== What this task involves ==
Line by line, print the records exactly as they are, dropping the pictures.

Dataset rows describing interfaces
◆ ◆ ◆ ◆ ◆ ◆ ◆

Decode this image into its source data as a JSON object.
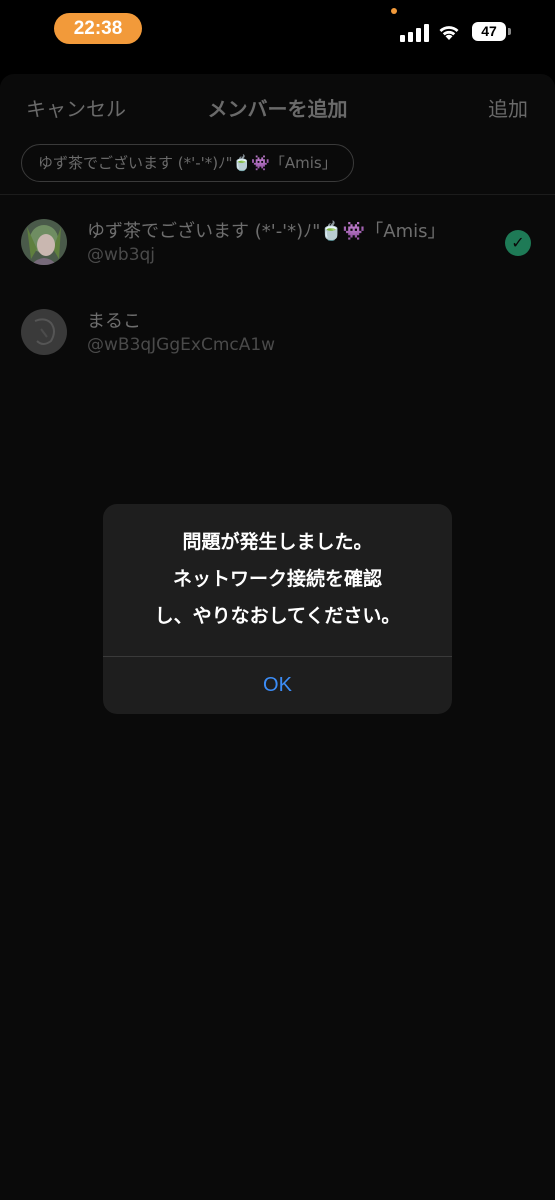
{
  "status_bar": {
    "time": "22:38",
    "battery": "47",
    "time_pill_color": "#f29a3a"
  },
  "nav": {
    "cancel": "キャンセル",
    "title": "メンバーを追加",
    "add": "追加"
  },
  "selected_chip": "ゆず茶でございます (*'-'*)ﾉ\"🍵👾「Amis」",
  "members": [
    {
      "name": "ゆず茶でございます (*'-'*)ﾉ\"🍵👾「Amis」",
      "handle": "@wb3qj",
      "selected": true
    },
    {
      "name": "まるこ",
      "handle": "@wB3qJGgExCmcA1w",
      "selected": false
    }
  ],
  "alert": {
    "line1": "問題が発生しました。",
    "line2": "ネットワーク接続を確認",
    "line3": "し、やりなおしてください。",
    "ok": "OK"
  },
  "colors": {
    "background": "#000000",
    "check_green": "#1e7a56",
    "alert_button": "#3c8df7"
  },
  "icons": [
    "signal-icon",
    "wifi-icon",
    "battery-icon",
    "checkmark-icon"
  ]
}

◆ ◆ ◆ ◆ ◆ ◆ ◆

== Exercise answer ==
Decode this image into its source data as a JSON object.
{
  "status_bar": {
    "time": "22:38",
    "battery": "47",
    "time_pill_color": "#f29a3a"
  },
  "nav": {
    "cancel": "キャンセル",
    "title": "メンバーを追加",
    "add": "追加"
  },
  "selected_chip": "ゆず茶でございます (*'-'*)ﾉ\"🍵👾「Amis」",
  "members": [
    {
      "name": "ゆず茶でございます (*'-'*)ﾉ\"🍵👾「Amis」",
      "handle": "@wb3qj",
      "selected": true
    },
    {
      "name": "まるこ",
      "handle": "@wB3qJGgExCmcA1w",
      "selected": false
    }
  ],
  "alert": {
    "line1": "問題が発生しました。",
    "line2": "ネットワーク接続を確認",
    "line3": "し、やりなおしてください。",
    "ok": "OK"
  },
  "colors": {
    "background": "#000000",
    "check_green": "#1e7a56",
    "alert_button": "#3c8df7"
  },
  "icons": [
    "signal-icon",
    "wifi-icon",
    "battery-icon",
    "checkmark-icon"
  ]
}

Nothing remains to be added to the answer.